To do this tutorial, you will need Blender 2.48 (get it here) and some textures which you would like to blend between. I'm going to use two rock textures.

Firstly, we need to enable the new GLSL shaders. To do this, go to the Game menu up on the top bar, and choose "Blender GLSL materials". Switch the 3D view into texture mode- this is the only mode where you will be able to see the stencilling feature.

Bring the object which you want to texture into edit mode, and go into top view: I would recommend a simple plane for your first try. Unwrap the texture (the keyboard shortcut hasn't changed this time around ;)) and open up a UV window. We're gonna apply a base texture to the plane, which we will paint the stencil onto later. To create this blank stencil, press Alt-N while your cursor is in the UV mapping window, and choose the settings in the image below:

Sten tut 1.jpg

Now, we have to change the material a little. Go to the shading/texture tab with the object selected, and make three texture slots, all with the 'Image' property. In the first and third slots, load the two textures which you want to use. In the second slot, load up the blank stencil texture by clicking the arrow beside "IM:" and choosing the pitch black texture.

Well done! You're 3/5 of the way there (and the 5/5 bit is fun!)! We need to edit the options for these textures now, so go to shading/material. Use these settings for the first and last texture:


and these for your stencil:


Woo! Onto the fun bit now! Change the 3D Viewport from Edit to Texture Paint mode, and ensure that you are in Textured view mode. Click with your left mouse button, and drag over your object- you should see a new textured scribbly thing appearing on top of your object! If not, don't panic. Go to the editing panel (press F9 while your mouse is in the buttons panel window) and look for a tab called Brush. Click on the coloured strip, and change it to black, if it is currently white, or change it to white, if it is currently black. The black and white stand for your textures- and you don't just have to use black and white! Shades of grey will be a blend between the two, which is useful. Here's my final result (after 2 seconds of work! the new tool is just fantastic!):

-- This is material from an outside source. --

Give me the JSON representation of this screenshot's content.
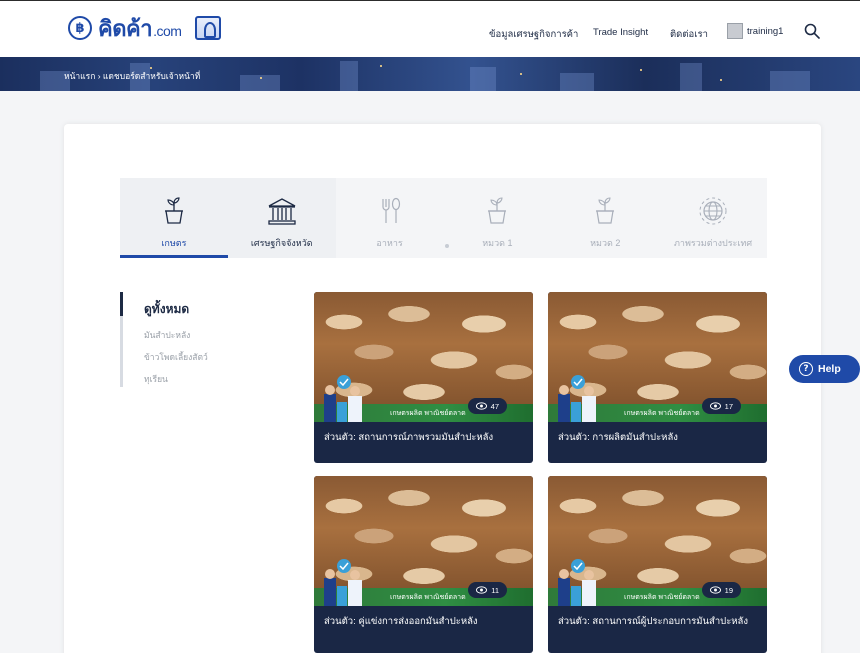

see how the tiles appear dirty, and you can see the rock underneath them? that's the result of grey shades.

I hope you found this tutorial useful, and if you don't understand anything feel free to PM me or make a topic on the forum! If you think something needs improving, improve it- this is a wiki, after all!

ardent red